caribou, subspecies, ecotype, population, subpopulation, designatable unit


In reviewing the genetic, morphological, behavioural, and ecological distinctiveness of caribou throughout Canada, the Committee on the Status of Endangered Wildlife in Canada (COSEWIC) (2011) divided “Southern Mountain caribou” (c.f. COSEWIC 2002) into three designatable units (DU) for conservation purposes: Northern Mountain (DU7), Central Mountain (DU8), and Southern Mountain (DU9) populations of woodland caribou. These new designations mean that each is considered a “wildlife species” according to the Species at Risk Act. Recent federal and provincial government reports refer to “Southern Mountain caribou,” conflating Southern Mountain, Central Mountain, and nine of the 45 subpopulations of Northern Mountain caribou into one pseudo-population, with clear conservation consequences. For example, in 2018, a federal decision on an emergency order required the Minister of Environment and Climate Change Canada (ECCC) to ascertain whether there were immediate threats to the survival or recovery of the Southern Mountain population of woodland caribou. By conflating two ecotypes and part of another into “Southern Mountain caribou”—an obsolete, geographical grouping not used since2002—ECCC’s assessment falsely informed the Minister that there were 3,764 “Southern Mountain caribou,” when in fact there were only 1,240 in the Southern Mountain (DU9)mpopulation. Other errors arising from the first distorted the number and trajectories of extant subpopulations. Instead of issuing the emergency order, the Minister entered into protracted negotiations with the province on recovery planning that continue at this writing. The nomenclatural ambiguity can be resolved by 1) using the currently accepted taxonomy naming Osborn’s caribou a valid subspecies, R. t. osborni, instead of Northern Mountain population of woodland caribou, 2) using original English names for Mountain caribou and Rocky Mountain caribou, and 3) basing conservation actions on these distinct phylogenetic units as per COSEWIC (2011, 2014).

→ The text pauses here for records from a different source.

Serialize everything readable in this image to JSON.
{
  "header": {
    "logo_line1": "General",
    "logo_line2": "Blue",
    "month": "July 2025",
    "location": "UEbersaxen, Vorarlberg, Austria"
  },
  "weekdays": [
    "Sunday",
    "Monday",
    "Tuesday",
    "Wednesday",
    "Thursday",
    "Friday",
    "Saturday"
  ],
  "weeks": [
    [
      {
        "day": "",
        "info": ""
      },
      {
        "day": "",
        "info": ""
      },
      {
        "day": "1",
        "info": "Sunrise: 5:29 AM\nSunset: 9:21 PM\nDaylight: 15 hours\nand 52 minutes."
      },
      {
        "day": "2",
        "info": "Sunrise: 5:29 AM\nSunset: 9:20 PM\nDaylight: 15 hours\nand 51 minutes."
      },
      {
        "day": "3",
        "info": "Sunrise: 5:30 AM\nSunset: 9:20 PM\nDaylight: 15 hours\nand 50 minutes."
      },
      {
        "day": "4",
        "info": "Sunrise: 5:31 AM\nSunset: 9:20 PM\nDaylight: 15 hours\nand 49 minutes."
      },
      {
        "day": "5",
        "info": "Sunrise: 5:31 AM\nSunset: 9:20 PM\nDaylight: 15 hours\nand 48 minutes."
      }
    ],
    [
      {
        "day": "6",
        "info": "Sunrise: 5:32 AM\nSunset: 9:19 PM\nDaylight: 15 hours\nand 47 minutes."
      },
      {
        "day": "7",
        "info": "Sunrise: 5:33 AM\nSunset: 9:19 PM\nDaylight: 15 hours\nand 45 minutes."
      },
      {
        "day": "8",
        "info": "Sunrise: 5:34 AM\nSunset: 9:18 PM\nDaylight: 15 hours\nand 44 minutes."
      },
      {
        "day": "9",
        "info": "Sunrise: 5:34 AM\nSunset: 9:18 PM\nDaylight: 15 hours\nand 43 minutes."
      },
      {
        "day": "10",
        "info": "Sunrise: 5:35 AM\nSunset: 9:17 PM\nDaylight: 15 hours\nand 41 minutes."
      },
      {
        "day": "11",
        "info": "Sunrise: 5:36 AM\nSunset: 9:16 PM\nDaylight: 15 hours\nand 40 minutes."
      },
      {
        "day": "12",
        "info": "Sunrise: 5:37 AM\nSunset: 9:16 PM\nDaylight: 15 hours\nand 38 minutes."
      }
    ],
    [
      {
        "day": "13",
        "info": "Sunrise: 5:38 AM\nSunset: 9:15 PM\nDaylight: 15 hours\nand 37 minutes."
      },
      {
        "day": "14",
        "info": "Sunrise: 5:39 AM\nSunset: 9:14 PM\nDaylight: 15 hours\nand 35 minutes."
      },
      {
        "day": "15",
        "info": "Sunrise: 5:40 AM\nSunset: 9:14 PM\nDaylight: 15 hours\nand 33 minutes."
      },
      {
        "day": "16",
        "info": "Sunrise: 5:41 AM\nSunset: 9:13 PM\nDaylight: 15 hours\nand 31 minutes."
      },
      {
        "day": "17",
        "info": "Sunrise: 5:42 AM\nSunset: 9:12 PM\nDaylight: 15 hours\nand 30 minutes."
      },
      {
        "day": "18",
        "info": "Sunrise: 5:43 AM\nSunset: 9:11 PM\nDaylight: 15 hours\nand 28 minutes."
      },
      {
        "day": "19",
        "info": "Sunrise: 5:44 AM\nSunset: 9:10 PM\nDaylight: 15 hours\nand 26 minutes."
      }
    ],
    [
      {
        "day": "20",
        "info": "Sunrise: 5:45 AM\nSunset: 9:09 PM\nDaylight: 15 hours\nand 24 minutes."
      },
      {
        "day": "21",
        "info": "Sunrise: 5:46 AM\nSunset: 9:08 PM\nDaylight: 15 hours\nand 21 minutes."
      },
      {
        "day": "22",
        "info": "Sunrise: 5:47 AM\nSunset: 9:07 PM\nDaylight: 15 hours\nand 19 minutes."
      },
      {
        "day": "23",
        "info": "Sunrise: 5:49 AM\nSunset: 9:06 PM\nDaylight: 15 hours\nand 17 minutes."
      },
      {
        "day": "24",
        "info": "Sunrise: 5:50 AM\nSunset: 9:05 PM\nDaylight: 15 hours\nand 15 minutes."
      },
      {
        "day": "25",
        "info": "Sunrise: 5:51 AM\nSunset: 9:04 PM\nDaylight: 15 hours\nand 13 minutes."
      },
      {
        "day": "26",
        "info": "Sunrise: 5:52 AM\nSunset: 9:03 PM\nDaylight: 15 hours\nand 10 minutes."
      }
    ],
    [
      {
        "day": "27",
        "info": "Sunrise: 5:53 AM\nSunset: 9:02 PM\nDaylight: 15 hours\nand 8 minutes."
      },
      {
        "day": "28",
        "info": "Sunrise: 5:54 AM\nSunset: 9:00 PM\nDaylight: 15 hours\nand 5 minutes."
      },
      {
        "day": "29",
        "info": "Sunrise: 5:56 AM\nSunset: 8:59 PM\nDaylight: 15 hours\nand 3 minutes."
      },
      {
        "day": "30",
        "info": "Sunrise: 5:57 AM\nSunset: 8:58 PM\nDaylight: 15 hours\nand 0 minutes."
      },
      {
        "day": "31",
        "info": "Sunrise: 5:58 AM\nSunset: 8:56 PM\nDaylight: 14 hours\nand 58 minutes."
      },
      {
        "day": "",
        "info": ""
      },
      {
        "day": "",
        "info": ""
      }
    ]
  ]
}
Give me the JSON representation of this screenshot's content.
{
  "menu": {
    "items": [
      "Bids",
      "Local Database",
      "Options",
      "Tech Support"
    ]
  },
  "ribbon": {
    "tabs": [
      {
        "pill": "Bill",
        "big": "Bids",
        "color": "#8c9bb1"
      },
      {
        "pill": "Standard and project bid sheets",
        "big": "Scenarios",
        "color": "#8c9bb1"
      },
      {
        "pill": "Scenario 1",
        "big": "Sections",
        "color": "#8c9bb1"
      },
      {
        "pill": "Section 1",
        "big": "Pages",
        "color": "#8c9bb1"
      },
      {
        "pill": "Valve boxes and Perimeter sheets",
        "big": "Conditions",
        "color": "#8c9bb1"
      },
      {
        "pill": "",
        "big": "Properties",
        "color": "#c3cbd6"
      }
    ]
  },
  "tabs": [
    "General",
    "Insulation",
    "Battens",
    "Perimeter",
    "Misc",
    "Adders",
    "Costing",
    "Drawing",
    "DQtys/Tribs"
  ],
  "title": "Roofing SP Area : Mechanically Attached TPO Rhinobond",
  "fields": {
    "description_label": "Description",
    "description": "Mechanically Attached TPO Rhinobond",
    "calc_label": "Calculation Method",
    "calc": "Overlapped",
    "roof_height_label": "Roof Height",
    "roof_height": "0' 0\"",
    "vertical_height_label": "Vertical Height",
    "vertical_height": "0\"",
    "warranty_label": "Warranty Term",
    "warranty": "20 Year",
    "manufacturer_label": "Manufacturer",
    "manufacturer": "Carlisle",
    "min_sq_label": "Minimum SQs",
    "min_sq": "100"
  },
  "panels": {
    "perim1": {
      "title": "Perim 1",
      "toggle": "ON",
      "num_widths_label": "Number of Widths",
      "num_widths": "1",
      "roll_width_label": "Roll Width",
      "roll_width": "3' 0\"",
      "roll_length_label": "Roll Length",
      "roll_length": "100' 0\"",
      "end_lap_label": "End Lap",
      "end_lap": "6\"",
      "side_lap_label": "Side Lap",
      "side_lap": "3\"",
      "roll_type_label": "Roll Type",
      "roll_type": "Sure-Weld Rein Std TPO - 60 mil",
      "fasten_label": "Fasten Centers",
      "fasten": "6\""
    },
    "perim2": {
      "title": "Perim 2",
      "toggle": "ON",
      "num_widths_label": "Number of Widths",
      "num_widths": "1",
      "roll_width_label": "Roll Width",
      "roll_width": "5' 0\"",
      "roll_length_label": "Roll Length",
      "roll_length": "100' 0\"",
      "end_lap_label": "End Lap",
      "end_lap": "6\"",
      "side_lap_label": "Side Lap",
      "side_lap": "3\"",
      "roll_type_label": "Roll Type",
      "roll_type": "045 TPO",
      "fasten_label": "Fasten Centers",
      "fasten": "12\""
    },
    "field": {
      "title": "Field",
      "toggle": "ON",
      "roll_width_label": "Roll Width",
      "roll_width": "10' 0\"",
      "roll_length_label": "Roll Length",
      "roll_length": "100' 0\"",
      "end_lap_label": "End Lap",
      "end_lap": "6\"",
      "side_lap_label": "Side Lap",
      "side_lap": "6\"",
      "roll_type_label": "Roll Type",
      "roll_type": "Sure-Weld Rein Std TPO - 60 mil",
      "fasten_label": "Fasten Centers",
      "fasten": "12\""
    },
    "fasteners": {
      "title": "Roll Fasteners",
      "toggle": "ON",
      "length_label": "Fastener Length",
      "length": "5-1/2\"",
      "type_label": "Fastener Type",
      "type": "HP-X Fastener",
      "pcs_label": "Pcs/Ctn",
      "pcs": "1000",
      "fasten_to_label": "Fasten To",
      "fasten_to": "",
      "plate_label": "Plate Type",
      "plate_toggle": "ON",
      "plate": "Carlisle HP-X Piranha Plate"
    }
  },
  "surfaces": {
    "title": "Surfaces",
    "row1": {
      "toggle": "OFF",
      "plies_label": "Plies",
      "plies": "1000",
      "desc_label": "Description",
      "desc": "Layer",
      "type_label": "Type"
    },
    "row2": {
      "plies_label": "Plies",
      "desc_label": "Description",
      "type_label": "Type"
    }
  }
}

Author Biography

Lee E. Harding, Unaffiliated (retired from Environment Canada)

Dr. Harding has a B.Sc. in Wildlife Management (California) and a Ph.D. in Wildlife Toxicology (Japan). He studied caribou in northern Alberta, NWT, Nunavut and Yukon as a consulting bioloogist (5 years), worked for Environment Canada mostly at the management level (21 years) and consulted in wildlfe ecology and toxicology for another 20 years.